4.1 Managing Selection Sets
You can edit selection sets from the Manage Selection Sets menu which can be accessed from the Edit menu, or simply by using the icon next to the selection set creation box. You can view all objects within each selection set, add objects, or remove objects from this menu. Other options are also available by right clicking on the object names in the window.
5.1 Descriptive Naming
When creating materials it is very important that they should be given obvious descriptive names. Obvious names make it easier to identify the objects which have the material applied. This is especially important when materials look very similar to each other.
In the example on the right you can see the names are numbered material types or single words that do not indicate much. When working in Max, the viewport does not show the reflective properties that make these materials different from each other.
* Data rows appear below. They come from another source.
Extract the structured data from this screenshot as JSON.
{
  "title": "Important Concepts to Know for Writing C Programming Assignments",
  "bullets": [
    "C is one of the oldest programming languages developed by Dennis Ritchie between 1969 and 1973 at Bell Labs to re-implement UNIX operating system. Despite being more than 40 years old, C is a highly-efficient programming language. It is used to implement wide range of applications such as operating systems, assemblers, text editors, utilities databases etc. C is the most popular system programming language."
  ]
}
This makes it difficult to know which material to edit if changes are needed while rendering or when first creating shaders. Going back to make changes to these materials becomes unnecessarily difficult. Improper naming creates more work for everyone using the file.
Add descriptive words as an identifier of what you would see visually in a render. If you look at a render of the model after finishing the shader and think “Yes that is anodized metal on the weights.”, then name the material to match: Anodized_Metal_Weights. This way anyone using the model in the future can look at the render and hopefully say the same thing, helping them easily find the correct node in the Material Editor. NOTE: The materials were separated as indicated in 5.2. Tip: Try to keep the full name of the materials short enough to be completely viewable in the box.
5.2 Keep Materials Separated
When able, materials should be left as separate nodes named descriptively. When the materials are left separate, selecting objects by material is once again possible. This makes another quick and easy method of navigating the scene to find specific objects or relationships. Remember that the deeper the materials are the more difficult it is to navigate. There is no need to add another layer of difficulty by seeding the individual materials into a Sub-Object material.
Materials should be separated based on properties that distinguish each material from the others. Separating factors could be color, finish (matte, glossy, tarnished, etc.), reflectivity (dull to chrome), or surface texture (smooth to rough vinyl). With glass or transparent surfaces materials should be separated by clarity (clear to frosted) and/or different Index of Refraction (IOR).
Here is a quick comparison of a model using Multi-Sub Materials versus separate materials.
When working with Sub-Object materials you no longer have the ability to select by material. Objects are now all classified as the same material. To check what materials are actually applied to objects you have to check the material ID at the Face or Element level of an object, then reference that ID number to the Sub-Object material slot with that number. To change the materials at this level you also have to edit the material ID number on the Sub-Object level. This can be very time consuming on a model with many parts making more work for anyone handling the scene.
What should I do next?
There are a lot of different object types, many of which require different object organization, selection sets and layering. We have created a page with other object grouping examples that will show you a few more complex model examples.